This case required the Commonwealth Court to determine whether or not a zoning hearing board had the authority to place conditions on the grant of a special exception. In holding that it did, the court relied on the language of the Philadelphia city code, which it determined provided the board with adequate discretion to impose the conditions.
6600 Bustleton Associates (the “Developer”) sought a special exception from the City of Philadelphia’s Zoning Board of Adjustment (the “Board”) to operate a personal care facility. The facility would house only female residents coming from detox and those suffering from other mental health issues. The facility would offer group counseling, as well as courses on life skills. Take Back Your Neighborhood (the “Objectors”) objected to the special exception in front of the Board. The only objection they made at the hearing was that a personal care facility was not the best use of the property. The Board granted the special exception pursuant to Section 14-602(1) of the Philadelphia Zoning Code. However, it placed several conditions on the personal care facility. The Developer had to obtain a license and inspection permit within one year, all construction had to comply with the plans approved by the Board, a new application would have to be filed and a hearing would have to be held if the Developer failed to comply with the foregoing conditions, the facility could house a maximum of thirty-five residents, and the approval was temporary for a period of two years.
The Objectors appealed the decision to the court of common pleas. They raised four issues: (1) the Board erred in granting the special exception because the Developer did not present evidence of compliance with certain Pennsylvania Department of Human Services regulations incorporated into the city code; (2) the Board erred in determining the proposed personal care facility would not have a detrimental impact on the surrounding area; (3) the Board erred in determining the Developer showed compliance with the landscaping and bicycle parking requirements of Section 14-804 of the city code; and (4) the Board abused its discretion by issuing a “temporary” special exception. The court affirmed the decision of the Board, finding that the Objectors failed to produce evidence to support their four arguments.

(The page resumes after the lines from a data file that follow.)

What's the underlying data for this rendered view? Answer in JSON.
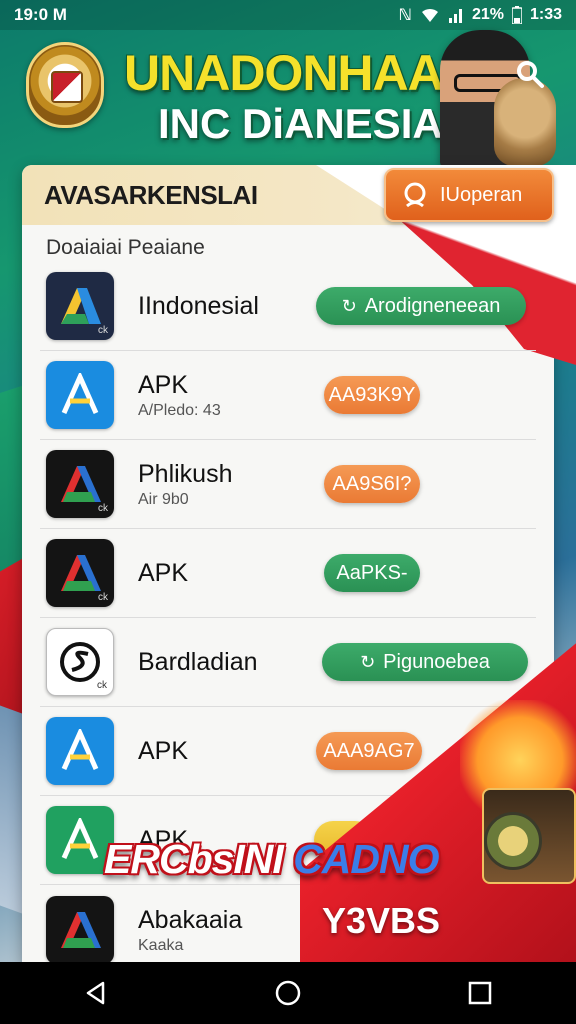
{
  "status_bar": {
    "time": "19:0 M",
    "battery": "21%",
    "clock": "1:33",
    "icons": [
      "nfc-icon",
      "wifi-icon",
      "signal-icon",
      "battery-icon"
    ]
  },
  "header": {
    "title_line1": "UNADONHAAH",
    "title_line2": "INC DiANESIA",
    "search_icon": "search-icon"
  },
  "card": {
    "title": "AVASARKENSLAI",
    "update_button": "IUoperan",
    "section_label": "Doaiaiai Peaiane"
  },
  "apps": [
    {
      "name": "IIndonesial",
      "sub": "",
      "action": "Arodigneneean",
      "action_style": "green",
      "action_icon": "refresh-icon",
      "icon_style": "navy",
      "icon_mark": "ck"
    },
    {
      "name": "APK",
      "sub": "A/Pledo: 43",
      "action": "AA93K9Y",
      "action_style": "orange",
      "action_icon": "",
      "icon_style": "sky",
      "icon_mark": ""
    },
    {
      "name": "Phlikush",
      "sub": "Air 9b0",
      "action": "AA9S6I?",
      "action_style": "orange",
      "action_icon": "",
      "icon_style": "dark",
      "icon_mark": "ck"
    },
    {
      "name": "APK",
      "sub": "",
      "action": "AaPKS-",
      "action_style": "green",
      "action_icon": "",
      "icon_style": "dark",
      "icon_mark": "ck"
    },
    {
      "name": "Bardladian",
      "sub": "",
      "action": "Pigunoebea",
      "action_style": "green",
      "action_icon": "refresh-icon",
      "icon_style": "white",
      "icon_mark": "ck"
    },
    {
      "name": "APK",
      "sub": "",
      "action": "AAA9AG7",
      "action_style": "orange",
      "action_icon": "",
      "icon_style": "sky",
      "icon_mark": ""
    },
    {
      "name": "APK",
      "sub": "",
      "action": "",
      "action_style": "yellow",
      "action_icon": "",
      "icon_style": "green",
      "icon_mark": ""
    },
    {
      "name": "Abakaaia",
      "sub": "Kaaka",
      "action": "",
      "action_style": "",
      "action_icon": "",
      "icon_style": "dark",
      "icon_mark": ""
    }
  ],
  "promo": {
    "title_part1": "ERCbsINI ",
    "title_part2": "CADNO",
    "subtitle": "Y3VBS"
  },
  "nav": {
    "back": "back-icon",
    "home": "home-icon",
    "recents": "recents-icon"
  },
  "colors": {
    "green_pill": "#2e9a5a",
    "orange_pill": "#ee8040",
    "update_button": "#e8702a",
    "flag_red": "#e02430"
  }
}
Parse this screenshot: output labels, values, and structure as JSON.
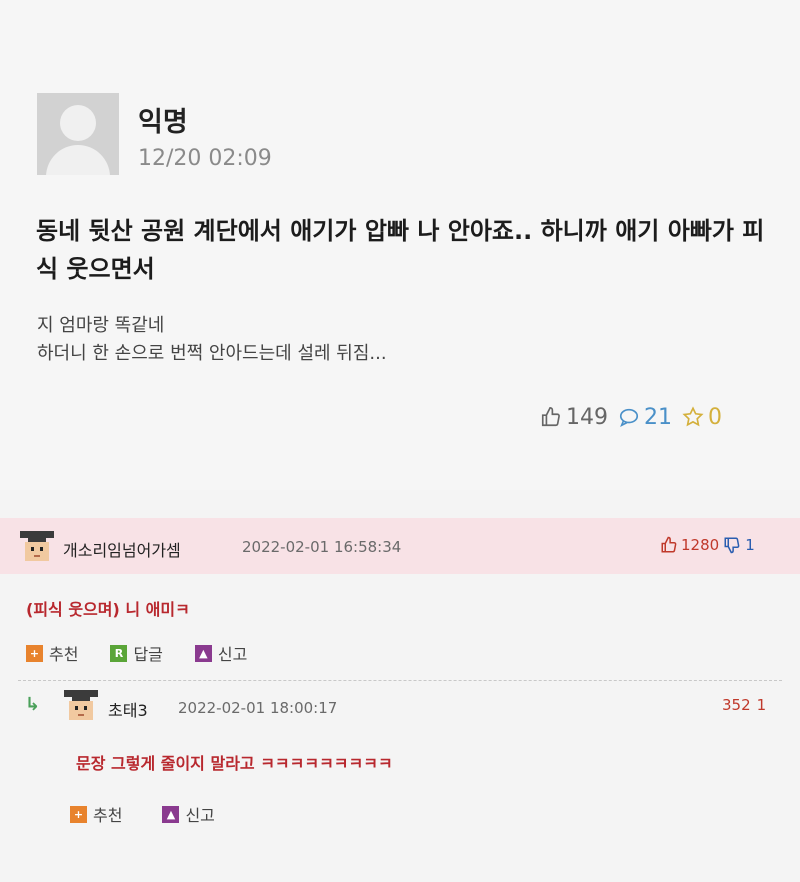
{
  "post": {
    "author": "익명",
    "timestamp": "12/20 02:09",
    "title": "동네 뒷산 공원 계단에서 애기가 압빠 나 안아죠.. 하니까 애기 아빠가 피식 웃으면서",
    "body_line1": "지 엄마랑 똑같네",
    "body_line2": "하더니 한 손으로 번쩍 안아드는데 설레 뒤짐...",
    "likes": "149",
    "comments": "21",
    "scraps": "0"
  },
  "comment": {
    "author": "개소리임넘어가셈",
    "timestamp": "2022-02-01 16:58:34",
    "upvotes": "1280",
    "downvotes": "1",
    "text": "(피식 웃으며) 니 애미ㅋ",
    "actions": {
      "recommend": "추천",
      "reply": "답글",
      "report": "신고"
    },
    "reply_icon_letter": "R"
  },
  "reply": {
    "author": "초태3",
    "timestamp": "2022-02-01 18:00:17",
    "upvotes": "352",
    "downvotes": "1",
    "text": "문장 그렇게 줄이지 말라고 ㅋㅋㅋㅋㅋㅋㅋㅋㅋ",
    "actions": {
      "recommend": "추천",
      "report": "신고"
    }
  },
  "colors": {
    "comment_header_bg": "#f8e2e6",
    "comment_text": "#b8282e",
    "upvote": "#c0392b",
    "downvote": "#2a5db0"
  }
}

On appeal to the Commonwealth Court, the Objectors raised the same four issues as below. Because the Objectors’ first three issues were never argued before or cited by the Board, the Commonwealth Court held that these arguments had been waived and were, therefore, rejected.
In response to the Objectors’ fourth issue raised on appeal, whether the Board abused its discretion, the court relied on the plain language of the city code to hold that there was no abused of discretion. Section 4-607(2) of the city code states that “‘[i]n the exercise of its powers, the [Board] may . . . make such order, requirement, decision or determination as ought to be made.’” The court held that this language gave the Board sufficient authority to grant a special exception subject to conditions.